*TASK BRIEF:*
The whole listing needs to be returned exactly as it appears.

*EXERCISE DATA:*
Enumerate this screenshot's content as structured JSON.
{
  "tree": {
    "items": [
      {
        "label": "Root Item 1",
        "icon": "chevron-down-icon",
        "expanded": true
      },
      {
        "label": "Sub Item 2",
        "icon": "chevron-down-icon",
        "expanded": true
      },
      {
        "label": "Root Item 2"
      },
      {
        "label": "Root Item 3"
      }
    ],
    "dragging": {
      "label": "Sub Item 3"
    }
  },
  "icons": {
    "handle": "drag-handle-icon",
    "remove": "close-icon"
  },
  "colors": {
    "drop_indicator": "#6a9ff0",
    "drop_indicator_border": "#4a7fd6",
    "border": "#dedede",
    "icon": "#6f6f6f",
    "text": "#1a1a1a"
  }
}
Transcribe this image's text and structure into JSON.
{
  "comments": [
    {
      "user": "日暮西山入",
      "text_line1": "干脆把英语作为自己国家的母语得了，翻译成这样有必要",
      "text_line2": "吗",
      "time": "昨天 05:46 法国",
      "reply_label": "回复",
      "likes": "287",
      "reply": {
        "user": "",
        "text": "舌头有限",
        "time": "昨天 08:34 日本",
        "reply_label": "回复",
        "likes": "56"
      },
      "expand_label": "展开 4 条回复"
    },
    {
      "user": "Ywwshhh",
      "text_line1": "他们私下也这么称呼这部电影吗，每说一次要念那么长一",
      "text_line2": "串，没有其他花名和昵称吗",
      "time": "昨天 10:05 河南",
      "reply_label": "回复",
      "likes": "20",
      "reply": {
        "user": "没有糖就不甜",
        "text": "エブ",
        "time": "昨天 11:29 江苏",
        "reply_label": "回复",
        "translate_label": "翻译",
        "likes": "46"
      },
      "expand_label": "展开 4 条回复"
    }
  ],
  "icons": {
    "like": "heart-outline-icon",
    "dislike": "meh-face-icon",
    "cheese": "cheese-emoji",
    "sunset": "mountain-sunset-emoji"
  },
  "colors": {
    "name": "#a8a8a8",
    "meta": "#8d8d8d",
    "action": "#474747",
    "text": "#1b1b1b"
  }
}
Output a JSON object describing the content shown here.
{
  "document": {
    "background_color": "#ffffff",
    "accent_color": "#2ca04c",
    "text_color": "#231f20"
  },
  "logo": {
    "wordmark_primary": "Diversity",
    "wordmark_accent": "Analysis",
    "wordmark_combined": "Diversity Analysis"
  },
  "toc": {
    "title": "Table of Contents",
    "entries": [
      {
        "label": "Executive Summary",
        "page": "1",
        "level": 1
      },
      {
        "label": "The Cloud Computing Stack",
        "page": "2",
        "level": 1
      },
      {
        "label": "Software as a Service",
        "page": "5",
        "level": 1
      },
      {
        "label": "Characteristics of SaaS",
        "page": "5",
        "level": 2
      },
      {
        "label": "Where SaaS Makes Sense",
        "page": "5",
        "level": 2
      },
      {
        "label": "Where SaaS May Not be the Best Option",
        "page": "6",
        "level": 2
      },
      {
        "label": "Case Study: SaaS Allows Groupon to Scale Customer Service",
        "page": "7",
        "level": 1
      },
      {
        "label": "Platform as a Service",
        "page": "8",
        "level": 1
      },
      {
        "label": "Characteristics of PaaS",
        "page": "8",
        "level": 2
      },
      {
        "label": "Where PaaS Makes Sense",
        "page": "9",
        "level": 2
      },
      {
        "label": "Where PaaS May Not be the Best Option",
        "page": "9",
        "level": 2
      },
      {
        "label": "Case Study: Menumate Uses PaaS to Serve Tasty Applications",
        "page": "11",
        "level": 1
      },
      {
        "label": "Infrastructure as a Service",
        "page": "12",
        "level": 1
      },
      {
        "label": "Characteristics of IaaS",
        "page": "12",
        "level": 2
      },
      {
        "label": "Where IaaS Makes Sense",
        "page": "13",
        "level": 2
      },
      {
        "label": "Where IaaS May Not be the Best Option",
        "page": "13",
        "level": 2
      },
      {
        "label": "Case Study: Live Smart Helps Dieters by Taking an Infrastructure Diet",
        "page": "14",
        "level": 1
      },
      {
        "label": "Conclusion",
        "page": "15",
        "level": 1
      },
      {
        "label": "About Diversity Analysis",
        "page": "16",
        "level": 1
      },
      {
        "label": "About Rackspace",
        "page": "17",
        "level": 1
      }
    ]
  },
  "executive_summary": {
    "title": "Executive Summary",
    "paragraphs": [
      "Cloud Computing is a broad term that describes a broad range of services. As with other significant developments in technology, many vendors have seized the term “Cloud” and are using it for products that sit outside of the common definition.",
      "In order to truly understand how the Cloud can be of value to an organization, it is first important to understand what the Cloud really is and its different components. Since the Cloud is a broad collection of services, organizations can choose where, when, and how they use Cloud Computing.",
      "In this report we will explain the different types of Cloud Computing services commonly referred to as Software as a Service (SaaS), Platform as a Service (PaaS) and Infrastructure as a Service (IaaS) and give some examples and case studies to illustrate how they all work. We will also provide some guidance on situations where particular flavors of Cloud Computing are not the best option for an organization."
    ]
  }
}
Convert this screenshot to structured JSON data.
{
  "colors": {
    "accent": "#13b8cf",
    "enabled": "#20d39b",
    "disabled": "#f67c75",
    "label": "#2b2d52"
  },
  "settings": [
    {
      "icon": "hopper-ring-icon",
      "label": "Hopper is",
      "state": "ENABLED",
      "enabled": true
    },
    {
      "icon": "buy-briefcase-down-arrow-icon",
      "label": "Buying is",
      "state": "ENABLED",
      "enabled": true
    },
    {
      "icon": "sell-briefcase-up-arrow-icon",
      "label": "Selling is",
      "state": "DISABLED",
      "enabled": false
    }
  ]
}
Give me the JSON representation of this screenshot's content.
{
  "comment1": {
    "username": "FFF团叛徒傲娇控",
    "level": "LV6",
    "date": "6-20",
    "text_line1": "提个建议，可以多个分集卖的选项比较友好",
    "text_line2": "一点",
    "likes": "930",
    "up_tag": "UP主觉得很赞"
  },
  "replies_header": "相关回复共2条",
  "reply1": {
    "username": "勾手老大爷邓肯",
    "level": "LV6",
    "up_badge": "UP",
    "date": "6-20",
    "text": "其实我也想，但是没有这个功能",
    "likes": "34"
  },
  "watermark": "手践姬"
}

*WORKED SOLUTION:*
Enumerate this screenshot's content as structured JSON.
{
  "tree": {
    "items": [
      {
        "label": "Root Item 1",
        "icon": "chevron-down-icon",
        "expanded": true
      },
      {
        "label": "Sub Item 2",
        "icon": "chevron-down-icon",
        "expanded": true
      },
      {
        "label": "Root Item 2"
      },
      {
        "label": "Root Item 3"
      }
    ],
    "dragging": {
      "label": "Sub Item 3"
    }
  },
  "icons": {
    "handle": "drag-handle-icon",
    "remove": "close-icon"
  },
  "colors": {
    "drop_indicator": "#6a9ff0",
    "drop_indicator_border": "#4a7fd6",
    "border": "#dedede",
    "icon": "#6f6f6f",
    "text": "#1a1a1a"
  }
}
Transcribe this image's text and structure into JSON.
{
  "comments": [
    {
      "user": "日暮西山入",
      "text_line1": "干脆把英语作为自己国家的母语得了，翻译成这样有必要",
      "text_line2": "吗",
      "time": "昨天 05:46 法国",
      "reply_label": "回复",
      "likes": "287",
      "reply": {
        "user": "",
        "text": "舌头有限",
        "time": "昨天 08:34 日本",
        "reply_label": "回复",
        "likes": "56"
      },
      "expand_label": "展开 4 条回复"
    },
    {
      "user": "Ywwshhh",
      "text_line1": "他们私下也这么称呼这部电影吗，每说一次要念那么长一",
      "text_line2": "串，没有其他花名和昵称吗",
      "time": "昨天 10:05 河南",
      "reply_label": "回复",
      "likes": "20",
      "reply": {
        "user": "没有糖就不甜",
        "text": "エブ",
        "time": "昨天 11:29 江苏",
        "reply_label": "回复",
        "translate_label": "翻译",
        "likes": "46"
      },
      "expand_label": "展开 4 条回复"
    }
  ],
  "icons": {
    "like": "heart-outline-icon",
    "dislike": "meh-face-icon",
    "cheese": "cheese-emoji",
    "sunset": "mountain-sunset-emoji"
  },
  "colors": {
    "name": "#a8a8a8",
    "meta": "#8d8d8d",
    "action": "#474747",
    "text": "#1b1b1b"
  }
}
Output a JSON object describing the content shown here.
{
  "document": {
    "background_color": "#ffffff",
    "accent_color": "#2ca04c",
    "text_color": "#231f20"
  },
  "logo": {
    "wordmark_primary": "Diversity",
    "wordmark_accent": "Analysis",
    "wordmark_combined": "Diversity Analysis"
  },
  "toc": {
    "title": "Table of Contents",
    "entries": [
      {
        "label": "Executive Summary",
        "page": "1",
        "level": 1
      },
      {
        "label": "The Cloud Computing Stack",
        "page": "2",
        "level": 1
      },
      {
        "label": "Software as a Service",
        "page": "5",
        "level": 1
      },
      {
        "label": "Characteristics of SaaS",
        "page": "5",
        "level": 2
      },
      {
        "label": "Where SaaS Makes Sense",
        "page": "5",
        "level": 2
      },
      {
        "label": "Where SaaS May Not be the Best Option",
        "page": "6",
        "level": 2
      },
      {
        "label": "Case Study: SaaS Allows Groupon to Scale Customer Service",
        "page": "7",
        "level": 1
      },
      {
        "label": "Platform as a Service",
        "page": "8",
        "level": 1
      },
      {
        "label": "Characteristics of PaaS",
        "page": "8",
        "level": 2
      },
      {
        "label": "Where PaaS Makes Sense",
        "page": "9",
        "level": 2
      },
      {
        "label": "Where PaaS May Not be the Best Option",
        "page": "9",
        "level": 2
      },
      {
        "label": "Case Study: Menumate Uses PaaS to Serve Tasty Applications",
        "page": "11",
        "level": 1
      },
      {
        "label": "Infrastructure as a Service",
        "page": "12",
        "level": 1
      },
      {
        "label": "Characteristics of IaaS",
        "page": "12",
        "level": 2
      },
      {
        "label": "Where IaaS Makes Sense",
        "page": "13",
        "level": 2
      },
      {
        "label": "Where IaaS May Not be the Best Option",
        "page": "13",
        "level": 2
      },
      {
        "label": "Case Study: Live Smart Helps Dieters by Taking an Infrastructure Diet",
        "page": "14",
        "level": 1
      },
      {
        "label": "Conclusion",
        "page": "15",
        "level": 1
      },
      {
        "label": "About Diversity Analysis",
        "page": "16",
        "level": 1
      },
      {
        "label": "About Rackspace",
        "page": "17",
        "level": 1
      }
    ]
  },
  "executive_summary": {
    "title": "Executive Summary",
    "paragraphs": [
      "Cloud Computing is a broad term that describes a broad range of services. As with other significant developments in technology, many vendors have seized the term “Cloud” and are using it for products that sit outside of the common definition.",
      "In order to truly understand how the Cloud can be of value to an organization, it is first important to understand what the Cloud really is and its different components. Since the Cloud is a broad collection of services, organizations can choose where, when, and how they use Cloud Computing.",
      "In this report we will explain the different types of Cloud Computing services commonly referred to as Software as a Service (SaaS), Platform as a Service (PaaS) and Infrastructure as a Service (IaaS) and give some examples and case studies to illustrate how they all work. We will also provide some guidance on situations where particular flavors of Cloud Computing are not the best option for an organization."
    ]
  }
}
Convert this screenshot to structured JSON data.
{
  "colors": {
    "accent": "#13b8cf",
    "enabled": "#20d39b",
    "disabled": "#f67c75",
    "label": "#2b2d52"
  },
  "settings": [
    {
      "icon": "hopper-ring-icon",
      "label": "Hopper is",
      "state": "ENABLED",
      "enabled": true
    },
    {
      "icon": "buy-briefcase-down-arrow-icon",
      "label": "Buying is",
      "state": "ENABLED",
      "enabled": true
    },
    {
      "icon": "sell-briefcase-up-arrow-icon",
      "label": "Selling is",
      "state": "DISABLED",
      "enabled": false
    }
  ]
}
Give me the JSON representation of this screenshot's content.
{
  "comment1": {
    "username": "FFF团叛徒傲娇控",
    "level": "LV6",
    "date": "6-20",
    "text_line1": "提个建议，可以多个分集卖的选项比较友好",
    "text_line2": "一点",
    "likes": "930",
    "up_tag": "UP主觉得很赞"
  },
  "replies_header": "相关回复共2条",
  "reply1": {
    "username": "勾手老大爷邓肯",
    "level": "LV6",
    "up_badge": "UP",
    "date": "6-20",
    "text": "其实我也想，但是没有这个功能",
    "likes": "34"
  },
  "watermark": "手践姬"
}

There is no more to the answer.